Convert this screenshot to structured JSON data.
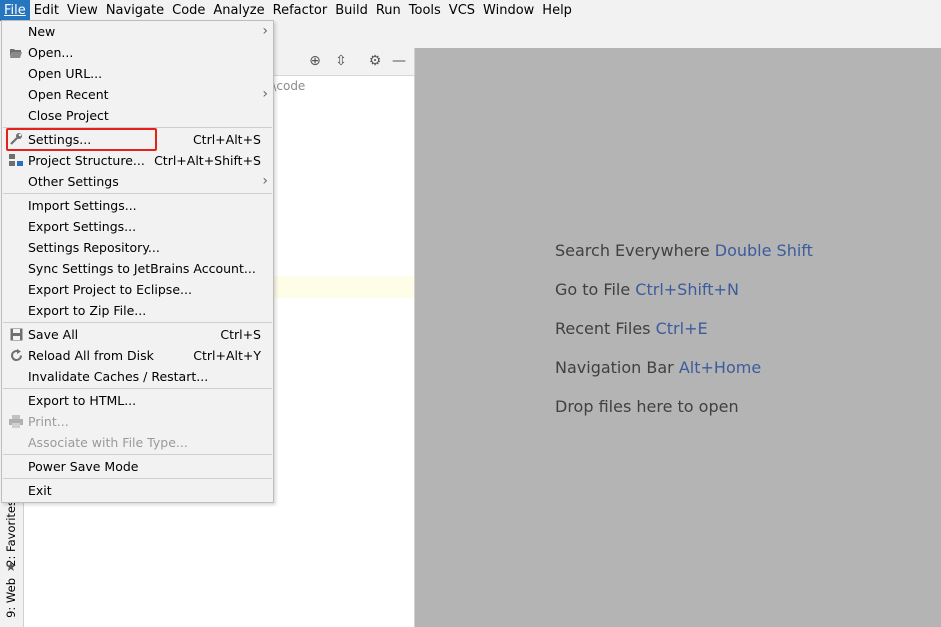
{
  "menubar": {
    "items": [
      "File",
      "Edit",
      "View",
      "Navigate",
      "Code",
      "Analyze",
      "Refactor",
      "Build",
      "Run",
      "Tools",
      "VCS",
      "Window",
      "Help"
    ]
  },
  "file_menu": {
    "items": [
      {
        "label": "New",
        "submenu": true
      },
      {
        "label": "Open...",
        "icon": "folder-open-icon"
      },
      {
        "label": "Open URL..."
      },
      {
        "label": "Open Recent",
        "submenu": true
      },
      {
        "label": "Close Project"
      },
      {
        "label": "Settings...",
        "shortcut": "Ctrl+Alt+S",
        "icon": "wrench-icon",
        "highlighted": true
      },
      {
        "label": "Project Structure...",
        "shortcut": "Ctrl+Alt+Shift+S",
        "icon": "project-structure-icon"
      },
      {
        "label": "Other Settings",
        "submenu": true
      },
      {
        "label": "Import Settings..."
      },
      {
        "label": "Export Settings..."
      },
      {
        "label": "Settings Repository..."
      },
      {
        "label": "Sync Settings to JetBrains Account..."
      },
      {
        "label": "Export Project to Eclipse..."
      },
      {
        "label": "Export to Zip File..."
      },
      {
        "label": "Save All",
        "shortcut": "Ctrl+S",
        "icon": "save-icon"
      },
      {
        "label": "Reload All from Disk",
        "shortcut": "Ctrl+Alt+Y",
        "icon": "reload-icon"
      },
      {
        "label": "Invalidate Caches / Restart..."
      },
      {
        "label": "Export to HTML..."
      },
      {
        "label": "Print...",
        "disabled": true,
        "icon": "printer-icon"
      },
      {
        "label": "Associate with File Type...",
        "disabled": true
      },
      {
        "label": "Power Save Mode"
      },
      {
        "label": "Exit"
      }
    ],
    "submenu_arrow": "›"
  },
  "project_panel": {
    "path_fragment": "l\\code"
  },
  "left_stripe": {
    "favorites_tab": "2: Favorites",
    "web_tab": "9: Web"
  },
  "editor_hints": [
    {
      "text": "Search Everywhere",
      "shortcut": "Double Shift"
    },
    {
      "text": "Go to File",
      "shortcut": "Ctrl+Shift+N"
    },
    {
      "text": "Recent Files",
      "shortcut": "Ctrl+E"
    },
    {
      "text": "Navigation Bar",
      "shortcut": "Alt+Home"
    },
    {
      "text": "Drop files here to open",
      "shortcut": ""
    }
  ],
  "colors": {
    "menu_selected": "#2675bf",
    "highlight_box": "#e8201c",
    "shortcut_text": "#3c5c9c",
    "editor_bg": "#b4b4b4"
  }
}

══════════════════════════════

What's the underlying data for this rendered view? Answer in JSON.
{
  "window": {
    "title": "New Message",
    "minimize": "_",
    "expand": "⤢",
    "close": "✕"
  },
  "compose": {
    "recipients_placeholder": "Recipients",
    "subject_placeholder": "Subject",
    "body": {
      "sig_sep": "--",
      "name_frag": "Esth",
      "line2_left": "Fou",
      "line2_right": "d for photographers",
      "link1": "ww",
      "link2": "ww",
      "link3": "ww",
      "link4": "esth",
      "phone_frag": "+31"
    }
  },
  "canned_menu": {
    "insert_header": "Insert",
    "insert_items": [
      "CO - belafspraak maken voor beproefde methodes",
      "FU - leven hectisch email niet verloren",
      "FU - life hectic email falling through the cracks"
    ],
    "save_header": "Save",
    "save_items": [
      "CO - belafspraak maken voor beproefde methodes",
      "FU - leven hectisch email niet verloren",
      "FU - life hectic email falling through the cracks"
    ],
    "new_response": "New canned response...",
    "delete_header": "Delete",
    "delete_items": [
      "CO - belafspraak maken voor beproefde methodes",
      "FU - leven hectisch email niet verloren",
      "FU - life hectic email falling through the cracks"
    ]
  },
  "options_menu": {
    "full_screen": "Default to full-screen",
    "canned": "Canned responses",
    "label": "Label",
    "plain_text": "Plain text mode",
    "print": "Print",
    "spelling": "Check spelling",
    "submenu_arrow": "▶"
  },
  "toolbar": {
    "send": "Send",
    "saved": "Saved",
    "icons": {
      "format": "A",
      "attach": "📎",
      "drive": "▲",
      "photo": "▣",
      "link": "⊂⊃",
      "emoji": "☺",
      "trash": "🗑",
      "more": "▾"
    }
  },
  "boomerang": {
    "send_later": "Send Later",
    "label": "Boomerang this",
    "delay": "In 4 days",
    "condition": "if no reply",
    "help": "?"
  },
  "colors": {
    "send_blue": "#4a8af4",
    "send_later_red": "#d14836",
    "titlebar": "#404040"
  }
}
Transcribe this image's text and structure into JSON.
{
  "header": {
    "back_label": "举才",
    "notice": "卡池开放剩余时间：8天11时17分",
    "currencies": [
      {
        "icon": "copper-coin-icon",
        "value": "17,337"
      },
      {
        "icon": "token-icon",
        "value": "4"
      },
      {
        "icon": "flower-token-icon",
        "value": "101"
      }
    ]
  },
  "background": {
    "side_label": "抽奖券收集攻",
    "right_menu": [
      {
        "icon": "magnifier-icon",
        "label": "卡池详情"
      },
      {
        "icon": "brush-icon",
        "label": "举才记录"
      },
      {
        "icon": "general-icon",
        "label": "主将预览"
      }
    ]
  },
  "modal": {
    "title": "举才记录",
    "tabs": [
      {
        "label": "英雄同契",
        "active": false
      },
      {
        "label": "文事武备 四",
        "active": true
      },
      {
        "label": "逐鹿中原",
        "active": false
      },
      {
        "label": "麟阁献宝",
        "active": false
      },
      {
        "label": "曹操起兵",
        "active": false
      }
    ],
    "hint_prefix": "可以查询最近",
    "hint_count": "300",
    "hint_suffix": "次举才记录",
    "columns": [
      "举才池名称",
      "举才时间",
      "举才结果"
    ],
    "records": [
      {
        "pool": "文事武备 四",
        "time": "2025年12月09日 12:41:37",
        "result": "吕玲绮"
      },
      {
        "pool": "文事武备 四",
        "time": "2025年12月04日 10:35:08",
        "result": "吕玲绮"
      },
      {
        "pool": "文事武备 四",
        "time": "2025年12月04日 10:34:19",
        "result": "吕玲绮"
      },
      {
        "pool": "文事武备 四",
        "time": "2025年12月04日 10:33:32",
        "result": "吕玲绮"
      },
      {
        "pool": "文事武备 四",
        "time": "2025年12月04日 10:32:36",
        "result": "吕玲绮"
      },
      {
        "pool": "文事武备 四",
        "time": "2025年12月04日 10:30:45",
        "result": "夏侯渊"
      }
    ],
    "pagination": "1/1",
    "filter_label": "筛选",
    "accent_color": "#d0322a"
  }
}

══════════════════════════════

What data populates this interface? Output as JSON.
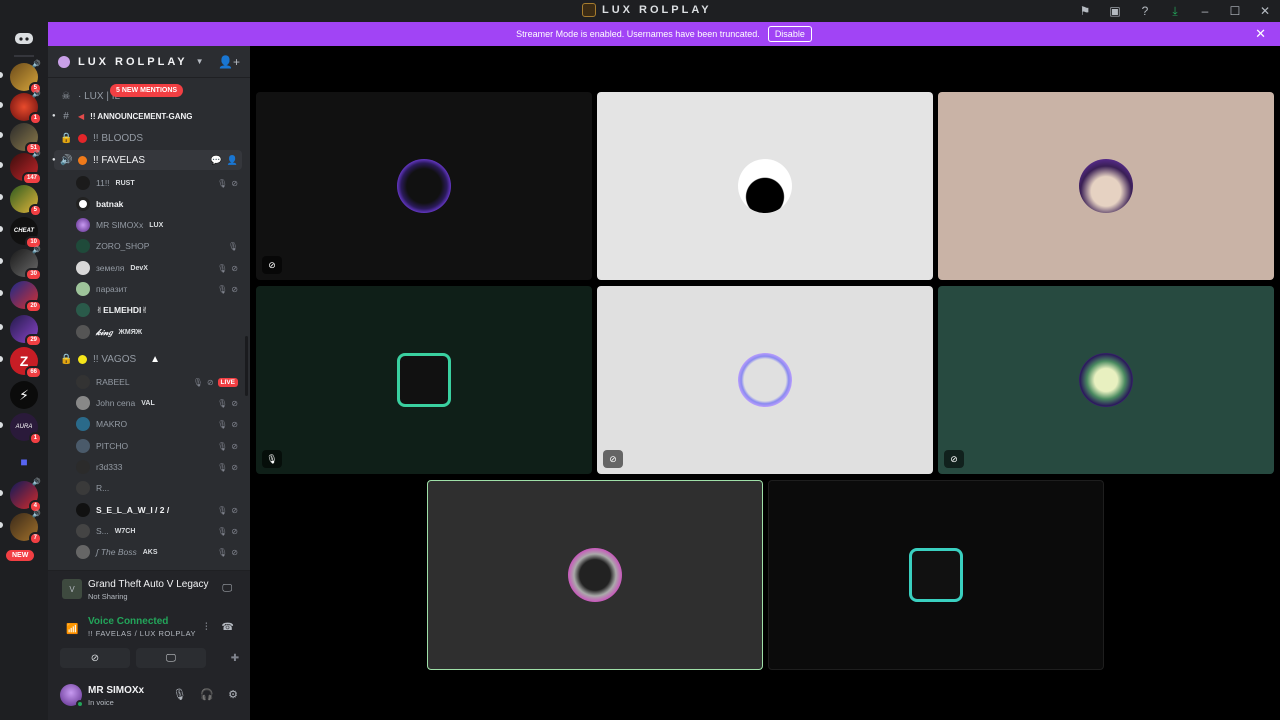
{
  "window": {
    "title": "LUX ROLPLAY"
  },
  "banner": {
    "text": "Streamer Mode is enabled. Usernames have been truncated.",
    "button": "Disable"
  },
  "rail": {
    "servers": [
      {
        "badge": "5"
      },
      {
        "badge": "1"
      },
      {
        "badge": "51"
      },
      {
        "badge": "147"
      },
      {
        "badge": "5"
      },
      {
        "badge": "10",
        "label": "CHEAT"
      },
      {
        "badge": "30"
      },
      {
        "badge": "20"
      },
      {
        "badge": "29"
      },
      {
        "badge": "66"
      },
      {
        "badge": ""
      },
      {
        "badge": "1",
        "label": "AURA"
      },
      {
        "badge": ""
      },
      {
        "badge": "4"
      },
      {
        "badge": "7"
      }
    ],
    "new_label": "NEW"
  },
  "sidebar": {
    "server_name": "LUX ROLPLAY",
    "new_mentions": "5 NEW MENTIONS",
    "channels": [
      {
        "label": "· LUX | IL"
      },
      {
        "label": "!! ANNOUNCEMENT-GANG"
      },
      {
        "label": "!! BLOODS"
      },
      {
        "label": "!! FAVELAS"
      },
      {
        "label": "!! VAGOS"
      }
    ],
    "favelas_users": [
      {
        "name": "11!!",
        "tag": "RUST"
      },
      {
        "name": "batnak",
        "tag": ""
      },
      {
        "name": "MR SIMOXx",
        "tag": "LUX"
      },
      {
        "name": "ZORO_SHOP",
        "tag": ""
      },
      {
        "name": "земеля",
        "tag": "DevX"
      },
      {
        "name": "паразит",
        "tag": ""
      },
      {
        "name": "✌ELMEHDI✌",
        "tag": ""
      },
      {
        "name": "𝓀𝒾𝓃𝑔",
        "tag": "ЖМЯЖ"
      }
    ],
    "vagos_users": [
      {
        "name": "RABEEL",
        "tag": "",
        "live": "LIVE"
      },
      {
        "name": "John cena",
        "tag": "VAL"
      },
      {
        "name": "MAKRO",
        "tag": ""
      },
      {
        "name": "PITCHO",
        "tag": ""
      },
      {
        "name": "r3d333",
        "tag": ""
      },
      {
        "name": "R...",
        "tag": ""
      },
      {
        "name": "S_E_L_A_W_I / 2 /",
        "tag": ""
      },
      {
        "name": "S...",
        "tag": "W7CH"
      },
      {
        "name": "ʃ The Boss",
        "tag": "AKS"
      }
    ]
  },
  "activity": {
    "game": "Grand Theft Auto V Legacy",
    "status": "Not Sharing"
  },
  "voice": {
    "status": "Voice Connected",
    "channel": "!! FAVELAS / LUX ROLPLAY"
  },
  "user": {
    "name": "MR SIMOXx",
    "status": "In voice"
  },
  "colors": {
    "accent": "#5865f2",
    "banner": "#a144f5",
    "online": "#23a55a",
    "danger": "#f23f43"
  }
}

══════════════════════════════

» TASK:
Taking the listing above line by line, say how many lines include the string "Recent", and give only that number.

» SOLUTION TO THIS PROBLEM:
2